Effects of 6-Week Plyometric Training on Vertical Jump Performance and Muscle Activation of Lower Extremity Muscles
Author: Kerim SOZBIR*(1)
(1)Kerim SOZBIR is an Assistant Professor and lectures Human Anatomy and Physiology, Speed Training, and Track and Field in the Department of Coaching Education at the University of Abant Izzet Baysal in TURKEY. He is also Head Coach of University Table Tennis, and Track and Field Teams.
Kerim SOZBIR, Ph.D
Department of Coaching Education, School of Physical Education and Sports,
University of Abant Izzet Baysal, Golkoy Kampusu, 14030, Bolu/TURKEY
Office Phone: +903742541000 (ext. 2027)
Fax: +90 374 2534636
The purpose of this study was to determine the effects of 6-week plyometric training on vertical jump performance and electromyography (EMG) activities of vastus lateralis (VL), vastus medialis (VM), and gastrocnemius (GAS) muscles during countermovement jump (CMJ). Twenty-four highly physically active physical education students were randomly assigned either to a plyometric (PLY) group or a control group. The experimental group performed plyometric exercises 2 times a week for 6 weeks, whereas the control group participated only in their lectures. The results revealed that there were no significant changes in either vertical jump height or EMG activities of selected muscles for the control group (p greater than 0.05). However, after 6 weeks of plyometric training, significant improvements (p less than 0.05) were observed in EMG activities of VL (13.25%), VM (9.60%), and GAS (13.93%) muscles, and no significant increase (p greater than 0.05) was found in CMJ (2.77%) in the PLY group. In conclusion, the findings of the this study suggest that 6 weeks of PLY training, in addition to the regular academic program, induced significant improvements in EMG activities of lower extremity muscles but no significant increases in vertical jump height. Accordingly, PLY exercises are recommended as part of a regular academic program in order to increase important components of athletic performance for physical education students.
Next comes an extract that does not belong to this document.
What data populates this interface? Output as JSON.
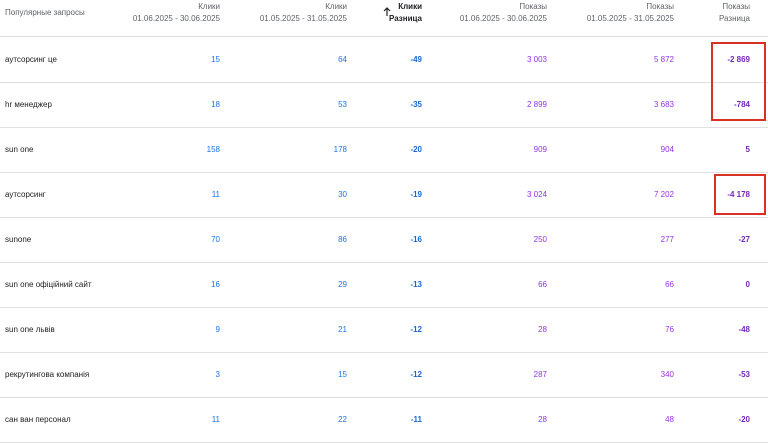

KEYWORDS: Stretch-shortening cycle, electromyography, root mean square, countermovement jump, knee extensor muscles.